> _WHAT YOU ARE ASKED TO DO_:
Take each line of the records below that contains the string "History" and copy it.

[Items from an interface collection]
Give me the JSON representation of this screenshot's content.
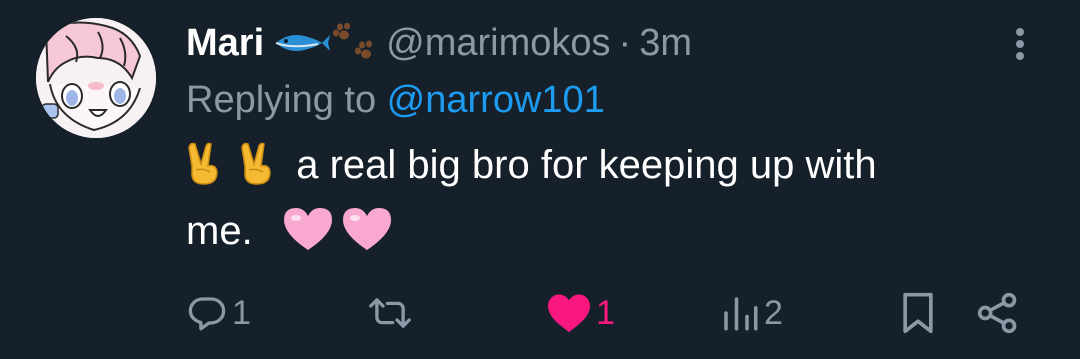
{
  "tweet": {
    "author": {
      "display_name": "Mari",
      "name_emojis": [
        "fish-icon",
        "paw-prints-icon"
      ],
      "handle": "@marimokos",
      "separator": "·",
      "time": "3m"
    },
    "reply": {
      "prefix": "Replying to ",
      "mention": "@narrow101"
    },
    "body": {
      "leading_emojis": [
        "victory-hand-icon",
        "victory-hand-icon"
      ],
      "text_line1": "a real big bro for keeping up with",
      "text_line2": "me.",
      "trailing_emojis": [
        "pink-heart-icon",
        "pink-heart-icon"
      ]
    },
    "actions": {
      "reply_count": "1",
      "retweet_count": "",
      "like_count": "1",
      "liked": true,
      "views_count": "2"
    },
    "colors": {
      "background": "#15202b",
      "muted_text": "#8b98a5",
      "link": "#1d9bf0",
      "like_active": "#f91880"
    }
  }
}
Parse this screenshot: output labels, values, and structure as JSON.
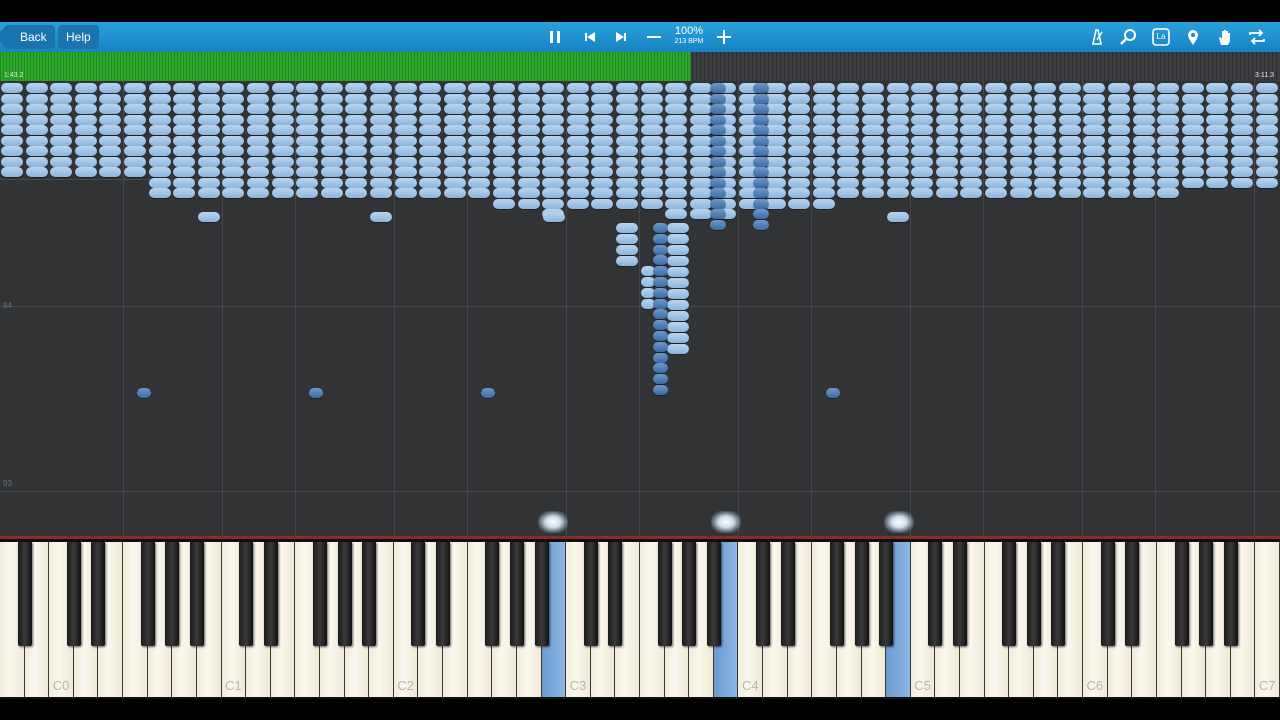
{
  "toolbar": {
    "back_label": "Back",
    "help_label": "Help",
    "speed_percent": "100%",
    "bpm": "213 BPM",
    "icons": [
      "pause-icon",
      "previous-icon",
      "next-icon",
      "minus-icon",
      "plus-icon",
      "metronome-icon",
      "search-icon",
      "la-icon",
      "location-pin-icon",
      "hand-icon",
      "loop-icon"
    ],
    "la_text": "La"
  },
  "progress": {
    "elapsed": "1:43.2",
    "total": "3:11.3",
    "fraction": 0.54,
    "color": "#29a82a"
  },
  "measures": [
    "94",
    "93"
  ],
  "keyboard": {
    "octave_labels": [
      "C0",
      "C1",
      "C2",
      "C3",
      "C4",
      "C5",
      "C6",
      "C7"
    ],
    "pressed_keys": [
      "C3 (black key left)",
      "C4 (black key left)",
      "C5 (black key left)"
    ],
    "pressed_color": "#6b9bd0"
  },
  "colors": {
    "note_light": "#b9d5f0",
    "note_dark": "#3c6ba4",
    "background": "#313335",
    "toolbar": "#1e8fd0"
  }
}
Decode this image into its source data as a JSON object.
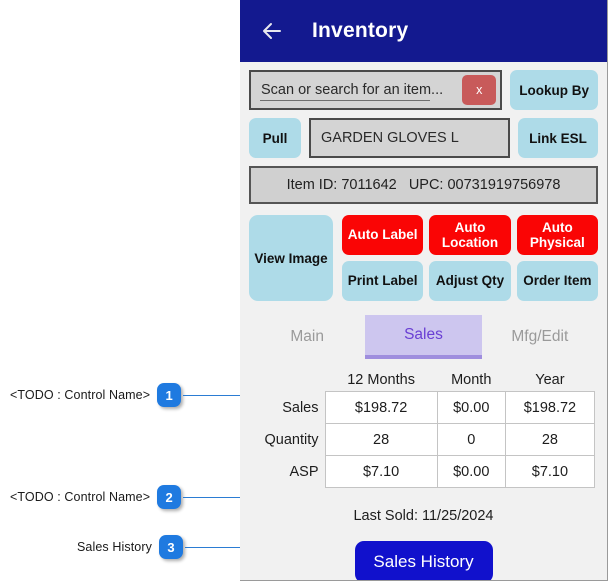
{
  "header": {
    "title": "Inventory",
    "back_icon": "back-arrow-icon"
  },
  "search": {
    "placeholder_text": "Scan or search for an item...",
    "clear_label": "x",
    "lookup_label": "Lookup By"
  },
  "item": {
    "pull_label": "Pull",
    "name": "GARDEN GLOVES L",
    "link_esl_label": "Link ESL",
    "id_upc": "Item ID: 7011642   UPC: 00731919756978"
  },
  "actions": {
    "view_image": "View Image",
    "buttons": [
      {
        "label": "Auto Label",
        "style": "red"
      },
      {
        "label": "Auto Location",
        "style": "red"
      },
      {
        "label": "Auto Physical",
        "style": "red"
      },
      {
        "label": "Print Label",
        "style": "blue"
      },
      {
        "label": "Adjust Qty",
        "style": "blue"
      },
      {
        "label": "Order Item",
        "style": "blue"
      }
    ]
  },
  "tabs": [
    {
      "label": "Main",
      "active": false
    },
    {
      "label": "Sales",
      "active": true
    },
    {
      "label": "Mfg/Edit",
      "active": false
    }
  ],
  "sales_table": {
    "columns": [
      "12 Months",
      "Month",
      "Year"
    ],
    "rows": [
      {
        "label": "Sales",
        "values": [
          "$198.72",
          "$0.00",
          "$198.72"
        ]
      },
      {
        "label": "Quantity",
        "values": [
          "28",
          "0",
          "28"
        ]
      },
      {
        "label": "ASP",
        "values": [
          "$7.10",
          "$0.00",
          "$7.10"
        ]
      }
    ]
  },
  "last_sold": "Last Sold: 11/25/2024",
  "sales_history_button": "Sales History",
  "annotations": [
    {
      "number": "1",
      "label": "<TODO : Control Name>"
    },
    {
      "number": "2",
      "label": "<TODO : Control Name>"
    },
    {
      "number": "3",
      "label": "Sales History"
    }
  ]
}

> _RESPONSE AREA_:
  "sales_history_button": "Sales History",
      "label": "Sales History"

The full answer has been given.